The new print bed also improves the stiffness in the z-direction. Placing a 950g weight at the center of the bed causes a max. deviation of ~0.10mm of the bed. The deviation was measured at the front edge of the bed where the highest displacement takes place.
Update #1: The print table is a lot more stable now, thanks to the pre-tensioned guide blocks. It’s still not super rigid but seems OK for the job. The remaining wobble might originate from the design again. The top plate that attaches to the z-screw should keep the arms stiff and in place. The print surface is 6mm thick but only mounted using three screws. The design allows for the print-bed to slightly shift, which partly leads to the described wobble effect in XY-direction. Some additional stiffeners in X-configuration mounted further upfront should finally minimize the movement.
Replacing the stock E3D v6 fan with a Noctua one made a massive difference. The radial part cooling fan does a good job at cooling and producing air pressure, however it vibrates a lot at max RPM. The good thing is that ~40-50% fan speed seems to be enough for PLA.
Most gantry movements are quiet. However there are some vibrations when it’s moving in certain directions. I checked everything but couldn’t identify the exact problem. My best guess is that either the bearing block or the gantry beam are the root cause. The bearing block is not pre-tensioned, so it could be that the bearing balls are starting to vibrate during specific movements. My other guess is that due to the length and design of the gantry beam (three parts including extruded profile) hit some resonance frequency. I’ll try to re-align the two Y-Rails with a dial gauge and adjust the belt tension so it is “perfectly” equal on both belts. We’ll see how that changes the noise level. Big printers/structures always tend to be louder during operation than smaller ones.

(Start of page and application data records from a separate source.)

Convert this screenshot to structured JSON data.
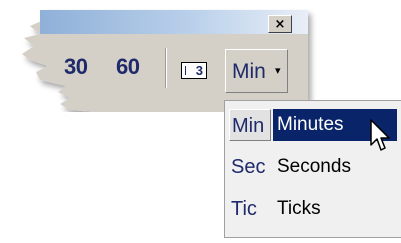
{
  "window": {
    "close_glyph": "×"
  },
  "toolbar": {
    "partial_number": "30",
    "number_60": "60",
    "frame_count": "3",
    "unit_button_label": "Min",
    "dropdown_arrow": "▾"
  },
  "menu": {
    "items": [
      {
        "short": "Min",
        "full": "Minutes",
        "selected": true
      },
      {
        "short": "Sec",
        "full": "Seconds",
        "selected": false
      },
      {
        "short": "Tic",
        "full": "Ticks",
        "selected": false
      }
    ]
  },
  "icons": {
    "cursor": "arrow-pointer-icon"
  },
  "colors": {
    "selection": "#0a246a",
    "menu_bg": "#f0f0f0",
    "button_face": "#d4d0c8",
    "text_blue": "#1f2a6b"
  }
}
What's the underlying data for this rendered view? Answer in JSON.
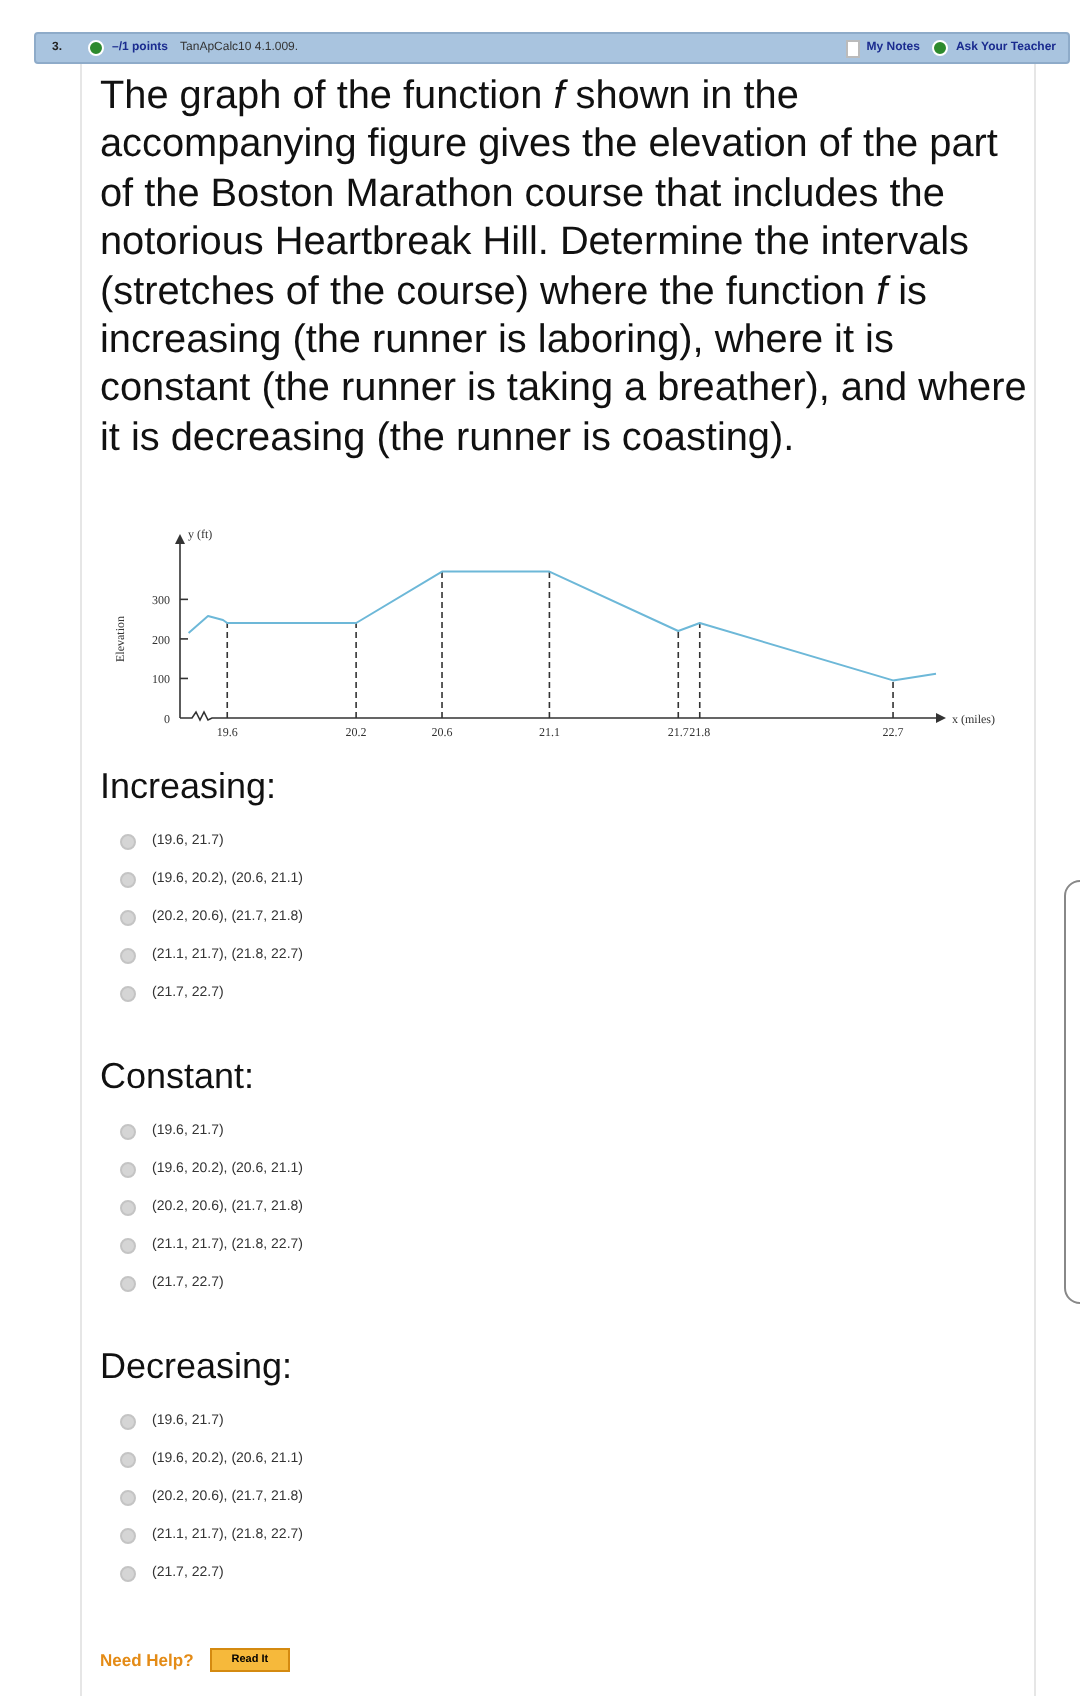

All in all, I am already very pleased with the noise level. I tested the printer within a closed kitchen cabinet and behind the closed kitchen door. The result is you can barely hear it. Only slightly when operated at speeds that hit the resonance frequency of my frame (~55mm/s).